A former Palo Alto public school student has been identified as an Islamic State recruit, according to an investigative report by NBC News.
Jaffrey Khan, now 24, was identified from data leaked by a man who claimed to be an ISIS defector. He gave NBC News a thumb drive that he said he stole from an ISIS commander and smuggled in a baby's diaper, according to NBC. It contained the personnel files of thousands of foreign fighters who joined ISIS in 2013 and 2014, including some addresses. Khan was allegedly among them, according to the report.
Khan graduated from Gunn High School in 2009, according to a school district administrator. He also attended two unidentified middle schools, Gunn and an alternative high school, sometimes transferring in mid-year between the latter two, NBC said educational records show. His father, Salem Khan of Palo Alto, who is the CEO of an Internet patient acquisition and engagement company for medical offices, told NBC that his first-born son ended up in a group home at one point, and he allegedly engaged in disruptive and sometimes physical incidents while at school, according to the story.
Khan, the son of Pakistani parents, did not fit in in Palo Alto, a classmate told NBC. His parents divorced and he was mainly raised by his father. He was initially not at all religious, but his mother's husband got him interested in Islam, a cousin told NBC. He rapidly became fanatical in 2010. Khan allegedly became influenced by his Internet contacts. He met a woman, Zakia Nasrin, whom he married, through a Muslim dating service.

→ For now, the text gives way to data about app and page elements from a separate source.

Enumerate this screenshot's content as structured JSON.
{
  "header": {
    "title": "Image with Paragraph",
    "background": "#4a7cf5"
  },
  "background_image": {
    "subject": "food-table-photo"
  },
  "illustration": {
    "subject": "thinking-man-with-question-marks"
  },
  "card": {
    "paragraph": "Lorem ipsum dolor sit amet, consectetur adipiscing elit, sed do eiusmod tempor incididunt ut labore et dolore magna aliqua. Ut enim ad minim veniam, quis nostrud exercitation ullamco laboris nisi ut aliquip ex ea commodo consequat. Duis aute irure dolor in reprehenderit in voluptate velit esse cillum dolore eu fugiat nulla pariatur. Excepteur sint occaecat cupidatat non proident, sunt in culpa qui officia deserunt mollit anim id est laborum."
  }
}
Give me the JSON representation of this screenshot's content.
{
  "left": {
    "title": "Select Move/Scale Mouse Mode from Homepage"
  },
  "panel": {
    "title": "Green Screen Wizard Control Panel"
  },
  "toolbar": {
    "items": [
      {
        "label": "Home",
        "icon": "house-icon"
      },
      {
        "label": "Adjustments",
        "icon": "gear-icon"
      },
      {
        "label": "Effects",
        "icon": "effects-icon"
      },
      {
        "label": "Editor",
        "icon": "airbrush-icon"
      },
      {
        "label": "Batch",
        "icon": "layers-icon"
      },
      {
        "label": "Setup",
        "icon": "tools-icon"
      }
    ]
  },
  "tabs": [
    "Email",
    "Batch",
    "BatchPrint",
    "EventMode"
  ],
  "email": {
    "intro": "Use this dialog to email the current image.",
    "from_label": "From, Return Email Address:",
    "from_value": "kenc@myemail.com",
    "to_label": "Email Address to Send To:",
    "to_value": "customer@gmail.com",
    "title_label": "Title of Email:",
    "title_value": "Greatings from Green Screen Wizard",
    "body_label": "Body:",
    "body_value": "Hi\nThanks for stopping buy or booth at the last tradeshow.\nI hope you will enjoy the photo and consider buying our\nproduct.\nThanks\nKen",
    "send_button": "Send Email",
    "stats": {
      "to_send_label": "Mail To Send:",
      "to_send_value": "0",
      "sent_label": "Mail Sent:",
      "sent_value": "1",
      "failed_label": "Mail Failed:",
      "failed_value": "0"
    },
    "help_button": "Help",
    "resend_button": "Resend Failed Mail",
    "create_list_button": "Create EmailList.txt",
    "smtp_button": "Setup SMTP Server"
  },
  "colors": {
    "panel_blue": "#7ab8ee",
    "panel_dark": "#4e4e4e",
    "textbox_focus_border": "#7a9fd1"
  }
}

Khan joined ISIS on July 11, 2014, the documents show, according to NBC. He enlisted with another man, Raisel Raihan, the brother of Khan's wife. The couple, who now have a 10-month-old child, moved to Syria after living in Columbus, Ohio. Khan took the fighter name Abu Ibrahim al Amriki (The American). He and Nasrin work in a hospital in Raqqa, Syria, an ISIS stronghold, his father told NBC.
The elder Khan confirmed that his son had become radicalized, according to NBC. He told NBC reporters that he does not approve of his son's joining ISIS, but he felt he did not have any control over him once he became an adult. He said he has spoken to the Federal Bureau of Investigation. The Weekly has reached out to Salem Khan, but he could not immediately be reached for comment.
Jaffrey Khan did not appear to have taken part in many school activities, according to a 2007 high school yearbook. He did post a half dozen YouTube videos between 2006 and 2010. Most are typical of a teenage boy: a family birthday party, video of a younger sister and one of his cousin rapping.
But a Feb. 28, 2010, video titled, "A boy abusing his cousin," shows Khan pulling a blanket from a bunk bed and tightening it over his cousin's head. The cousin is identified in the video caption as Ahmed Khan.
After pulling the down the blanket, Jaffrey Khan said aloud: "Fighting video part 2."
"This time I'm suffocating you," he said to Ahmed, "(inaudible) ... so you can't breathe at all."
Jaffrey Khan used his arms to keep the tightly wrapped blanket over his cousin's face and urged his cousin to fight.
"C'mon, man, do something. I'm killing you," he said.
The two wrestled, Khan laughed and said, "I've got you begging for mercy," he said.
Khan finally gave up when his arm began to hurt as Ahmed held it down.
Reached at his home on Tuesday, Ahmed said that he has been asked not to talk to the media by Jaffrey Khan's mother.
One of Jaffrey Khan's Palo Alto neighbors, Lidia Mirski, said that she did not know him well, "but I didn't know he would end up this way. He had some problems, for sure."
She described the Khans as "very nice people" who moved to her neighborhood in 2002. She said the Khans had two other children and the family is "very quiet" and they get along with her.
She hadn't seen Jaffrey Khan in some time, she said, but the last time there were radical changes.
"A few years ago I saw him with a very big beard. He looked scary. He had married a girl who was completely covered with only her eyes showing. I did see him just one moment, but I didn't speak to him. He had changed a lot," she said.
NBC has identified at least 15 Americans who went overseas and became ISIS recruits.